Commercial gas detectors can be as much as 100 times the cost of residential gas detectors, making the residential models financially tempting, especially for large-area applications. However, there are some important differences in performance, diagnostics, regulatory standards and configurability between the two that make using residential models in commercial or industrial environments insufficient, dangerous and unlawful.
Residential detectors are built to withstand standard household temperatures and activities, which means they are typically made of regular low-impact plastic, not waterproof or IP-rated and mounted on the wall and forgotten about. If used in a commercial setting, the enclosure alone probably wouldn’t survive a year.
Commercial detectors need to be able to endure all types of conditions such as heat, cold, water, dust, regular maintenance and possible damage from vehicles, machinery or vandalism. Commercial gas-detector enclosures are typically rugged, waterproof, IP-rated and locking and will last for years in mild-to-harsh environments.
Residential gas-detector sensors are tested before they leave the manufacturing plant and do not require calibration after they are installed. Commercial gas detectors are calibrated before they leave the manufacturing plant and require a regular maintenance schedule that includes bump tests and full calibrations to ensure the device is working properly and accurately sensing gas levels.
Residential-sensor technology is basic, as no specialized features are required. Likewise, the protocols are basic and often follow an OFF/ON pattern whereby the sensor takes readings at intervals.
Commercial-sensor technology is required to be more advanced because of the demands of the environments the sensors are placed in and the information needed to be obtained from them. Commercial sensors are continuously monitoring the air, and they may be placed in humid, cold or fluctuating temperatures or spray-down environments. There are many sensing technology types (electrochemical, semiconductor, infrared, catalytic, etc.) that have different sensing ranges, lifespan, resolutions and compensations and are better-suited sensing certain gas types in different applications.
Residential gas detectors are basically maintenance-free and, once installed, don’t require any changes to their pre-programmed settings. The alarm is set on a timed basis, and in the event there is a gas leak, it will alarm only after a time-weighted duration of over 60 minutes. Meaning in general, if the gas reading is above the average exposure allowed over an eight-hour period for longer than an hour, then the alarm will sound. (Of course, if the gas reading skyrockets over a certain level, the alarm will sound sooner.)
Commercial gas detectors will alarm immediately at one or more pre-determined gas levels, usually referred to as a low alarm and high alarm.
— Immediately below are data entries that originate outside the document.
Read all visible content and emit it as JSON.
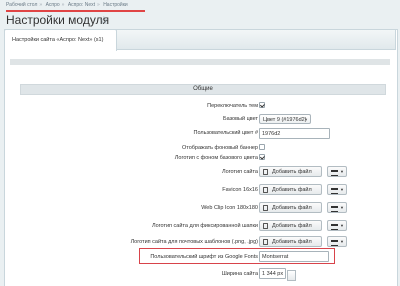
{
  "breadcrumbs": [
    "Рабочий стол",
    "Аспро",
    "Аспро: Next",
    "Настройки"
  ],
  "title": "Настройки модуля",
  "tab_label": "Настройки сайта «Аспро: Next» (s1)",
  "section_header": "Общие",
  "rows": {
    "theme_switcher": "Переключатель тем",
    "base_color": "Базовый цвет",
    "base_color_value": "Цвет 9 (#1976d2)",
    "custom_color": "Пользовательский цвет #",
    "custom_color_value": "1976d2",
    "bg_banner": "Отображать фоновый баннер",
    "logo_bg": "Логотип с фоном базового цвета",
    "site_logo": "Логотип сайта",
    "favicon": "Favicon 16x16",
    "webclip": "Web Clip Icon 180x180",
    "fixed_logo": "Логотип сайта для фиксированной шапки",
    "mail_logo": "Логотип сайта для почтовых шаблонов (.png, .jpg)",
    "google_font": "Пользовательский шрифт из Google Fonts",
    "google_font_value": "Montserrat",
    "site_width": "Ширина сайта",
    "site_width_value": "1 344 px"
  },
  "add_file_label": "Добавить файл",
  "colors": {
    "highlight": "#d8434a",
    "breadcrumb_underline": "#e04545"
  }
}
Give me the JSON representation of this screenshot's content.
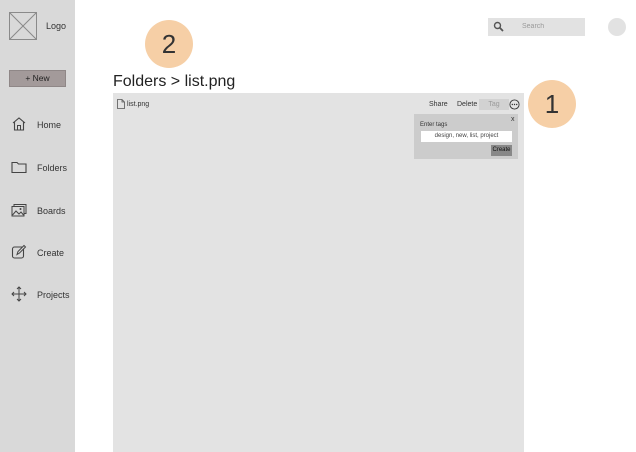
{
  "sidebar": {
    "logo_label": "Logo",
    "new_button": "+ New",
    "items": [
      {
        "label": "Home",
        "icon": "home-icon"
      },
      {
        "label": "Folders",
        "icon": "folder-icon"
      },
      {
        "label": "Boards",
        "icon": "image-icon"
      },
      {
        "label": "Create",
        "icon": "edit-icon"
      },
      {
        "label": "Projects",
        "icon": "move-icon"
      }
    ]
  },
  "header": {
    "search_placeholder": "Search",
    "callout_1": "1",
    "callout_2": "2"
  },
  "breadcrumb": "Folders > list.png",
  "panel": {
    "file_name": "list.png",
    "toolbar": {
      "share": "Share",
      "delete": "Delete",
      "tag": "Tag"
    },
    "tag_popover": {
      "close": "x",
      "label": "Enter tags",
      "value": "design, new, list, project",
      "create": "Create"
    }
  },
  "colors": {
    "sidebar": "#d9d9d9",
    "panel": "#e3e3e3",
    "callout": "#f6cfa6",
    "new_button": "#a39a9a"
  }
}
Some detectors have a mid-alarm-level set point as well. These detectors can also be configured to do many other things, such as start or stop ventilation systems, trigger remote strobes/horns, network with each other, communicate with a BAS or a controller, dial emergency response, data log, etc.
Ratings/Certifications and Regulatory Authorities
Residential and commercial gas-detection devices are regulated by national organizations such as UL, ANSI, CSA, EMC, local and federal building codes, etc. for safety and performance, and each must meet different certification standards. Additionally, the standards for commercial devices are further standardized depending on use, such as non-hazardous and hazardous applications. Failure to use the correctly rated equipment in the correct application could seriously jeopardize the health and safety of people and lead to very expensive legal issues.
Then there are the regulatory authorities, such as OSHA and NIOSH, who have established codes and standards for permissible exposure limits to hazardous gases in the workplace, which differ from the standards set out for residential houses.
In conclusion, residential and commercial gas-detection devices are significantly different in their functionality, physical abilities, required certifications and compliance with local and national codes and standards. One should not be substituted for the other in applications they are not approved or intended for. It is important to understand what features and benefits the different types of gas detectors offer, where and why they should be used and the rules and regulations that govern that use, to ensure that the health and safety of human lives is protected properly and with due diligence.
Rebecca Erickson is the marketing manager of Critical Environment Technologies Canada Inc. (CETCI) in Delta, British Columbia. CETCI is a leading global supplier of gas-detection systems.